I was talking with my son about a paper he's writing for a summer school course at the University of Arizona. He was sitting in our family room holding his laptop and collecting research from the Internet using the wireless connection that, I must admit, he helped me set up. He was telling me about the various Web sites he was visiting, the material he was collecting from around the world, and the project team members he was collaborating with via instant messaging and Facebook from the comfort of my La-Z-Boy recliner. I couldn't help but think back to my own experiences researching and writing school papers. I'm sure many of you, much like myself, remember a vastly different experience.
Not long ago the search for information required multiple trips to the library and a hard-earned familiarity with the card catalog and Dewey Decimal system. Successful navigation often resulted in a National Treasure-like search through rows and rows of books with the hope that we'd stumble upon the right book that held the potential for making us look smarter than we probably were. More often than not, I arrived at the cryptically defined location only to discover that I couldn't find the book I needed. Either I had misinterpreted the clues somewhere along the way or someone else working on the same project had beaten me to the prize.
It amazes me how fundamentally our world has changed. Almost without noticing, we've moved from a world of information scarcity to information overload. Our challenge now isn't finding enough information about a particular subject, but making sense of and qualitative judgments about the almost limitless variety of data and information that's available.
At a recent gathering of the Digital Communities CIO Task Force, members spent a good portion of the day talking about how social networking and collaboration tools are affecting local government operation. Pressure to change the way information flows and is managed within an organization is coming from newly hired employees (some practically born with digital devices in their hands) and citizens who have come to rely on mobile communication devices and free-flowing information to manage their day-to-day lives. Even so, some CIOs believe they have more than enough to worry about with existing systems, ever-changing security requirements and expensive infrastructure demands.
To many in government, the Web 2.0 stuff - social networks, blogs, wikis, instant messaging systems, viral videos and virtual communities - may sound cool, but it's more appropriately left to college campuses and consumers. They say there's really no place for Web 2.0 tools in government; I have even heard them described as "technologies in search of a problem."
I disagree, and a look at government across the country shows Web 2.0 technologies in some places quietly becoming foundational components of what government is now calling Government 2.0. It's bringing a new kind of order to the information turmoil all around us - and just in time.
As all levels of government face an unprecedented wave of retirements, especially among program supervisors and key management staff, the need to tap workers' knowledge and get information out of their heads and into databases has never been greater. There's also a necessity to create new working relationships among people in various departments and business units that previously may have developed over years of water cooler conversation. Social networking tools can do that. They are being used for project tracking, information sharing, cross-departmental or jurisdictional collaboration, and even community engagement.

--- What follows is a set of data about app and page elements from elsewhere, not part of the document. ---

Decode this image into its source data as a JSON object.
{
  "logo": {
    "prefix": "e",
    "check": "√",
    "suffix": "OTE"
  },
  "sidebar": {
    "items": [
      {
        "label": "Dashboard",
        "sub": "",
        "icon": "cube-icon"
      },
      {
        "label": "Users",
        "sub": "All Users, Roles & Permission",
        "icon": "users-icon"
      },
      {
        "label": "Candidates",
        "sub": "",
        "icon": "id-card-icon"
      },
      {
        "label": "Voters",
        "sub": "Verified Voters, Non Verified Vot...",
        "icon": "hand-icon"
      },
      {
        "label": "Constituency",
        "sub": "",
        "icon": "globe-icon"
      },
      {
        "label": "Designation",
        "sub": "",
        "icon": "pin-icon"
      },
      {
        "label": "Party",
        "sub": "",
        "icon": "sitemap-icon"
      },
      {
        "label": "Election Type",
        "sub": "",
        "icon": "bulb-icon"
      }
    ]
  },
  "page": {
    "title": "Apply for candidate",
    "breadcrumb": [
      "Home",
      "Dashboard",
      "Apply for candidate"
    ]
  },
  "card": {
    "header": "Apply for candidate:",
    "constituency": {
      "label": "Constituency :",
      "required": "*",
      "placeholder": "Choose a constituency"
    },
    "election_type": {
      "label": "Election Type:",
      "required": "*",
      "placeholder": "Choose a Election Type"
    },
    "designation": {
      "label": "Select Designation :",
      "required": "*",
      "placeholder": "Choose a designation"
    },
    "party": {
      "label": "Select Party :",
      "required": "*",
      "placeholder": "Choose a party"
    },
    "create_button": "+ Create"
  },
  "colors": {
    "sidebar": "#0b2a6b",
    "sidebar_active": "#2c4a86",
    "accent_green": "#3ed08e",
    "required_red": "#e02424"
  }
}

The fact is: Approximately half the states are already using Web 2.0 in some fashion, including the Missouri Office of Information Technology's Second Life presence and YouTube videos explaining government services and policy alternatives in California and Washington.
The General Services Administration has a comprehensive blog written by Office of Citizen Services
and Communications employees that discusses diverse topics, such as home and family, health, money, fun and travel. The Centers for Disease Control and Prevention has a Second Life island designed to share health information interactively, and the Transportation Security Administration has an active blog to "facilitate an ongoing dialog on innovations in security, technology and the checkpoint screening process."
Many local governments, from Honolulu to Boston, use social networking technology and other tools to engage citizens in transportation planning, neighborhood watch support, community redevelopment prioritization and requesting government services like street repair and graffiti removal.
Changing the way government operates is never easy, and the move to implement new technologies has its challenges. Social networking tools must first be understood, and even that's difficult in some organizations where. As one large-city CIO recently said, the first question is, "What possible business reasons do government employees have for being on MySpace or YouTube or any of those sites during work hours?" It's hard to know if you lack knowledge about the tools or how others are using them.
This is the time for government to explore and embrace the technology changes surrounding us, and those who are actively doing it should be congratulated and followed as they lead the way toward the future. Yes, employees sometimes misuse the technology to simply waste time and go places they shouldn't, but to paraphrase a familiar gun policy argument, "Technology doesn't waste time; people waste time." If employees aren't productive, managers need to call them on it and tell them to get back to work.
Without the courage to try new things and explore the potential of participation by new constituencies engaged through social networking technology, government runs the risk of becoming less relevant and more frustrating to those it serves and seeks to attract to public service.
Over the course of our careers, we may have come to love the Dewey Decimal system, the musty smell of books, and the policies and procedures that have served us well, but it's time to take a few risks and try new things. Otherwise, we will be meeting at the library while the world passes us by in a La-Z-Boy.